• **ENTRIES SUPPLIED**:

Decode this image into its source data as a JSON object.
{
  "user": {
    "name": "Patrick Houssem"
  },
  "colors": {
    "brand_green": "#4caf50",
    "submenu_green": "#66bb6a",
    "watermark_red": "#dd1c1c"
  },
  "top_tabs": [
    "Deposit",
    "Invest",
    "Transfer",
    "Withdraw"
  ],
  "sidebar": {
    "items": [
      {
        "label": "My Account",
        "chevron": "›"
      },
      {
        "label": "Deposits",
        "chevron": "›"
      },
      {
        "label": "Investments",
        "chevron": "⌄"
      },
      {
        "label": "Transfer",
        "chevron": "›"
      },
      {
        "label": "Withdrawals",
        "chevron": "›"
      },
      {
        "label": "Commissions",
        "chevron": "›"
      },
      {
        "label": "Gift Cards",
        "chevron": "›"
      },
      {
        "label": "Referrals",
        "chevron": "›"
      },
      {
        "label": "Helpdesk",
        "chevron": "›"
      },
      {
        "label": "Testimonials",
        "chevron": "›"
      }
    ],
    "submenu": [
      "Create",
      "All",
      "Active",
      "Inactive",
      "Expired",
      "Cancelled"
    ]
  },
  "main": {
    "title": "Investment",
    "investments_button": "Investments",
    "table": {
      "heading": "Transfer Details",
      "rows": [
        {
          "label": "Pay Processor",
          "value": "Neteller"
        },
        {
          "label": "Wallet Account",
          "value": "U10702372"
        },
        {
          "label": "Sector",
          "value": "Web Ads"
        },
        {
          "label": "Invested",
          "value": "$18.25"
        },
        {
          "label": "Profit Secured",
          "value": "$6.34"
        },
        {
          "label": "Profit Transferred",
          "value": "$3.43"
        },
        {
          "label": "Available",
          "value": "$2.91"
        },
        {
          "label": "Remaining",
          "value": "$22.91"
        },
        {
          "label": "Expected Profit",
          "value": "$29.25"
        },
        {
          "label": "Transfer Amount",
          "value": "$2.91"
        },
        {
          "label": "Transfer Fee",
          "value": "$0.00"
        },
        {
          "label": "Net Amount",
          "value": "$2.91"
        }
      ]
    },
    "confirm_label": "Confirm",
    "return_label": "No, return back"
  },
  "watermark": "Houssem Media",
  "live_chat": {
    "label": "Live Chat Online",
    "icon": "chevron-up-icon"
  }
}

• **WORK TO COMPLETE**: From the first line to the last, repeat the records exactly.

• **OUTPUT FOR THIS EXERCISE**:
Decode this image into its source data as a JSON object.
{
  "user": {
    "name": "Patrick Houssem"
  },
  "colors": {
    "brand_green": "#4caf50",
    "submenu_green": "#66bb6a",
    "watermark_red": "#dd1c1c"
  },
  "top_tabs": [
    "Deposit",
    "Invest",
    "Transfer",
    "Withdraw"
  ],
  "sidebar": {
    "items": [
      {
        "label": "My Account",
        "chevron": "›"
      },
      {
        "label": "Deposits",
        "chevron": "›"
      },
      {
        "label": "Investments",
        "chevron": "⌄"
      },
      {
        "label": "Transfer",
        "chevron": "›"
      },
      {
        "label": "Withdrawals",
        "chevron": "›"
      },
      {
        "label": "Commissions",
        "chevron": "›"
      },
      {
        "label": "Gift Cards",
        "chevron": "›"
      },
      {
        "label": "Referrals",
        "chevron": "›"
      },
      {
        "label": "Helpdesk",
        "chevron": "›"
      },
      {
        "label": "Testimonials",
        "chevron": "›"
      }
    ],
    "submenu": [
      "Create",
      "All",
      "Active",
      "Inactive",
      "Expired",
      "Cancelled"
    ]
  },
  "main": {
    "title": "Investment",
    "investments_button": "Investments",
    "table": {
      "heading": "Transfer Details",
      "rows": [
        {
          "label": "Pay Processor",
          "value": "Neteller"
        },
        {
          "label": "Wallet Account",
          "value": "U10702372"
        },
        {
          "label": "Sector",
          "value": "Web Ads"
        },
        {
          "label": "Invested",
          "value": "$18.25"
        },
        {
          "label": "Profit Secured",
          "value": "$6.34"
        },
        {
          "label": "Profit Transferred",
          "value": "$3.43"
        },
        {
          "label": "Available",
          "value": "$2.91"
        },
        {
          "label": "Remaining",
          "value": "$22.91"
        },
        {
          "label": "Expected Profit",
          "value": "$29.25"
        },
        {
          "label": "Transfer Amount",
          "value": "$2.91"
        },
        {
          "label": "Transfer Fee",
          "value": "$0.00"
        },
        {
          "label": "Net Amount",
          "value": "$2.91"
        }
      ]
    },
    "confirm_label": "Confirm",
    "return_label": "No, return back"
  },
  "watermark": "Houssem Media",
  "live_chat": {
    "label": "Live Chat Online",
    "icon": "chevron-up-icon"
  }
}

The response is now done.